The Turkish Government Says It's Sorry. Sort Of.

Protesters shout anti-government slogans during a demonstration in Ankara on June 4, 2013.

Photo by Adem Altan/AFP/Getty Images

Before leaving the country on Monday for a trip to North Africa, Turkish Prime Minister Recep Tayyip Erdoğan's dismissed the tens of thousands of demonstrators who have taken to city streets to protest his government, saying they were being led by secular extremists who were walking "arm-in-arm with terrorism." The rest, he said, were simply "looters" taking advantage of the situation. As you'd expect, that did little to mollify the protesters, who were back on the streets in full force on Tuesday.
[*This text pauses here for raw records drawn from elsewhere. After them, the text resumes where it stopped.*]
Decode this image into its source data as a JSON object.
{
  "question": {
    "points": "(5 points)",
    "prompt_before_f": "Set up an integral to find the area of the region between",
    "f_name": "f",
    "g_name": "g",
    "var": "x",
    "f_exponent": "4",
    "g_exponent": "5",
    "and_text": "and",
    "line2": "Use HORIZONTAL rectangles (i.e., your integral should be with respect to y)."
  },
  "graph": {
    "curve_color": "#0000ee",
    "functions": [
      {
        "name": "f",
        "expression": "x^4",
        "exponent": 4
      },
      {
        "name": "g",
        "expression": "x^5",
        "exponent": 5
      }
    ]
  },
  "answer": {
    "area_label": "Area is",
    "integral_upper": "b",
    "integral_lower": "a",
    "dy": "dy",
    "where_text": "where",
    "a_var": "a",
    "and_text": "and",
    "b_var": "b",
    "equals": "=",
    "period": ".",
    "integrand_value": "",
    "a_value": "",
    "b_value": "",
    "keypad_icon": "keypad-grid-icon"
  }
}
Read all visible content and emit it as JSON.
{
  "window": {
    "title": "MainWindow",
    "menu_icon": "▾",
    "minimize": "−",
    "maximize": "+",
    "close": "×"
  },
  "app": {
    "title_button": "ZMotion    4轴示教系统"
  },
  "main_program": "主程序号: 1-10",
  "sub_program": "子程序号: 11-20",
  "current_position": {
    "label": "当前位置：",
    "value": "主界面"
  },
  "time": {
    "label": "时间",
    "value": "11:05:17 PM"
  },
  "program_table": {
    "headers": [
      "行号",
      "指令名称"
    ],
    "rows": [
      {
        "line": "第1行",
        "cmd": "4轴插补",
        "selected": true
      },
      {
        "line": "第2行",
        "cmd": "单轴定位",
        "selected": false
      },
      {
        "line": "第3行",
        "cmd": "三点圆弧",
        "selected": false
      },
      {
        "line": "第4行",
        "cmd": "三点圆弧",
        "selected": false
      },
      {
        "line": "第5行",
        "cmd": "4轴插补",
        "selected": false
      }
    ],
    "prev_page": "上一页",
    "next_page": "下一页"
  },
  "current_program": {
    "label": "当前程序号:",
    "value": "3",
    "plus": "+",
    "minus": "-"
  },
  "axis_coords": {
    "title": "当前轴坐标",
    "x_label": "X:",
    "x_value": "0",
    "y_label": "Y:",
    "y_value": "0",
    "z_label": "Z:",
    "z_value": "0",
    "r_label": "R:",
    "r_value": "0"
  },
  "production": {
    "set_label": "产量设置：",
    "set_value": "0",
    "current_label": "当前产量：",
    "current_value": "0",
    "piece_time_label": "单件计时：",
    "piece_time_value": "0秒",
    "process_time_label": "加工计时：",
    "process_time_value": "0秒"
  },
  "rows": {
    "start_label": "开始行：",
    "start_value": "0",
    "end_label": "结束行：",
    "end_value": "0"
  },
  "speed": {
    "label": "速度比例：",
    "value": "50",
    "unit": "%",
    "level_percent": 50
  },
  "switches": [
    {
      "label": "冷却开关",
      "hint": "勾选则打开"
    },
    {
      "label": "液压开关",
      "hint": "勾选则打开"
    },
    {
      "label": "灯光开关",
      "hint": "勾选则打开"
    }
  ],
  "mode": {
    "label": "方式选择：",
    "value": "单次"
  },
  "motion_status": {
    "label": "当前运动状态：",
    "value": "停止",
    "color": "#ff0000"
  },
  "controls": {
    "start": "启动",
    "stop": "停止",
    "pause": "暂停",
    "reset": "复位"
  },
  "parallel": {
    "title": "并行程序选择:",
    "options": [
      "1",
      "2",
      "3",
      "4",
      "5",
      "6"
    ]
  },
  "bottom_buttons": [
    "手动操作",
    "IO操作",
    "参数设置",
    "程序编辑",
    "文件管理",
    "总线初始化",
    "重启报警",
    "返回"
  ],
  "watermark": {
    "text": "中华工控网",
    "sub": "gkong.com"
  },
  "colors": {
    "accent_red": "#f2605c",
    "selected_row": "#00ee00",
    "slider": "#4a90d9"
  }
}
In what is sure to be a failed attempt to make peace with the growing crowds, Erdoğan's deputy prime minister offered a half apology on Tuesday, saying the government was sorry for the original violent crackdown on a peaceful sit-in at a small city park that was set to be razed—but making it clear the government's position had not changed concerning the massive and wide-spread protests that have raged since. "The excessive violence that was used in the first instance against those who were behaving with respect for the environment is wrong and unfair. I apologize to those citizens," Bulent Arinc told a news conference (via Reuters). ""But I don't think we owe an apology to those who have caused damage in the streets and tried to prevent people's freedom."


Several thousand people have been injured in the clashes between protesters and police since the demonstrations began on Friday. Fortunately, there have so far been only two fatalities: the first occurred Sunday when a taxi hit a demonstrator in Istanbul, and the second came late Monday when a 22-year-old member of the main opposition youth wing was killed after being hit in the head at a rally in the southern town of Antakya.

Arinc suggested that he'll meet with several of organizers from the original, peaceful protest. But given the size and scope of the demonstrations that have followed, that effort appears unlikely to settle things once and for all.

Josh Voorhees is a Slate senior writer. He lives in Iowa City.